» To do
Count the lines below that contain the word "name" and give only the number.

» Supplied information
+===+
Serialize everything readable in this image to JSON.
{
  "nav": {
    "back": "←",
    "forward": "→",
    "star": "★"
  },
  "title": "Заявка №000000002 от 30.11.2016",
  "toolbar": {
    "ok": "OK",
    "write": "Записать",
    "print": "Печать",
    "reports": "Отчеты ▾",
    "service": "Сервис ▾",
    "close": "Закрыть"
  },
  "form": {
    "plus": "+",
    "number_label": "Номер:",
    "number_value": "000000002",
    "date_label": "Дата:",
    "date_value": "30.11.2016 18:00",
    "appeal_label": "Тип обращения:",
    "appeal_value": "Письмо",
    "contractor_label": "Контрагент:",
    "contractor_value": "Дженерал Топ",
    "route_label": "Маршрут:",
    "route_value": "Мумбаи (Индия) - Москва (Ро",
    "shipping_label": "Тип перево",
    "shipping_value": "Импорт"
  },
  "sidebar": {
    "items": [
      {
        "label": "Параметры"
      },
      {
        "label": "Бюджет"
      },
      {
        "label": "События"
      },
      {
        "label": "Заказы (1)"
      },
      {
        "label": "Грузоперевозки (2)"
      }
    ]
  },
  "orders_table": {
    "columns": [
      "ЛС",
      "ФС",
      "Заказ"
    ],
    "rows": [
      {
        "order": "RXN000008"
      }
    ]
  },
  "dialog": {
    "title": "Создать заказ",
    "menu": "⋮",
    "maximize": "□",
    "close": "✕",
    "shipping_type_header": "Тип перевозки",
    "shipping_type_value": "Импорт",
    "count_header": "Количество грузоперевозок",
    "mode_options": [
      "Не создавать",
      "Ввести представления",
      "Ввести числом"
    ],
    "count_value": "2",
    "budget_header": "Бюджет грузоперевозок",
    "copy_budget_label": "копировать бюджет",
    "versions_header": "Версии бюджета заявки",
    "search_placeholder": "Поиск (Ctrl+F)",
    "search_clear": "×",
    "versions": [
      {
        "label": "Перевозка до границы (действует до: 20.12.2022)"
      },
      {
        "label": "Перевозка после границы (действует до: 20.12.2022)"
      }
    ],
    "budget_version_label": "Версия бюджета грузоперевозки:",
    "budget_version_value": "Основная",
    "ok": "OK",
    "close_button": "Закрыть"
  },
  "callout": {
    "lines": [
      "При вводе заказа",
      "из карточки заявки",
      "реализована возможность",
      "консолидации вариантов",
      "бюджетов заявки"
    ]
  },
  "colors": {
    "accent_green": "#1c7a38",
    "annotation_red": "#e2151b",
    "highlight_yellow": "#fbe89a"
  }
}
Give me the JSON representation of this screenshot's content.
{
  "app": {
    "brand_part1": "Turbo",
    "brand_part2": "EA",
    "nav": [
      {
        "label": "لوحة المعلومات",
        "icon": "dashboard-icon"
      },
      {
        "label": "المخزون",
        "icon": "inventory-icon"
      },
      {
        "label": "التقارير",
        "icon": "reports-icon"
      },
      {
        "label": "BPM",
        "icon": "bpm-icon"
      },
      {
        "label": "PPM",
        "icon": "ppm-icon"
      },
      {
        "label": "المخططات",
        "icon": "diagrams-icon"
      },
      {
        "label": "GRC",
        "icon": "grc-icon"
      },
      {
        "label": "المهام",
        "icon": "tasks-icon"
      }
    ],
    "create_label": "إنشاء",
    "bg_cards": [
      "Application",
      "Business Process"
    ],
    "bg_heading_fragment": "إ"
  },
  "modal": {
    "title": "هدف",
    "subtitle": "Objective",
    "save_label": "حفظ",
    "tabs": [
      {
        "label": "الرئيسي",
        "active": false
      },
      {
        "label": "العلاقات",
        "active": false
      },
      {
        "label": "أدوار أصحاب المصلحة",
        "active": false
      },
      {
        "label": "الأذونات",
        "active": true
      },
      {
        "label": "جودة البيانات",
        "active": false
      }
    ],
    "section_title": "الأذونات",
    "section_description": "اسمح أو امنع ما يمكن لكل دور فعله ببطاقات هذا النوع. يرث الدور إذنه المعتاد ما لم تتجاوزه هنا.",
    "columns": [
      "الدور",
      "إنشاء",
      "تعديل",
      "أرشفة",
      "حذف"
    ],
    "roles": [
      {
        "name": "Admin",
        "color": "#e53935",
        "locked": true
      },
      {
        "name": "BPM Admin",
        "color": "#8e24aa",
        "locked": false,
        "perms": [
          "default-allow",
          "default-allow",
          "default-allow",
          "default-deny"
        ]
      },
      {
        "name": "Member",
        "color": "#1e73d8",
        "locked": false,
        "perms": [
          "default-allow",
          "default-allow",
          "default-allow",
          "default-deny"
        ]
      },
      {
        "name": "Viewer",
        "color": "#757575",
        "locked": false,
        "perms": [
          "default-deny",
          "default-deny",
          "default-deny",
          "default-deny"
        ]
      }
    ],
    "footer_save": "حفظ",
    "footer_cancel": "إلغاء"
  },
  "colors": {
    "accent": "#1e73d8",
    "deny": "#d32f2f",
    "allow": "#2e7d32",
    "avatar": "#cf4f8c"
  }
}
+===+
» Written response
4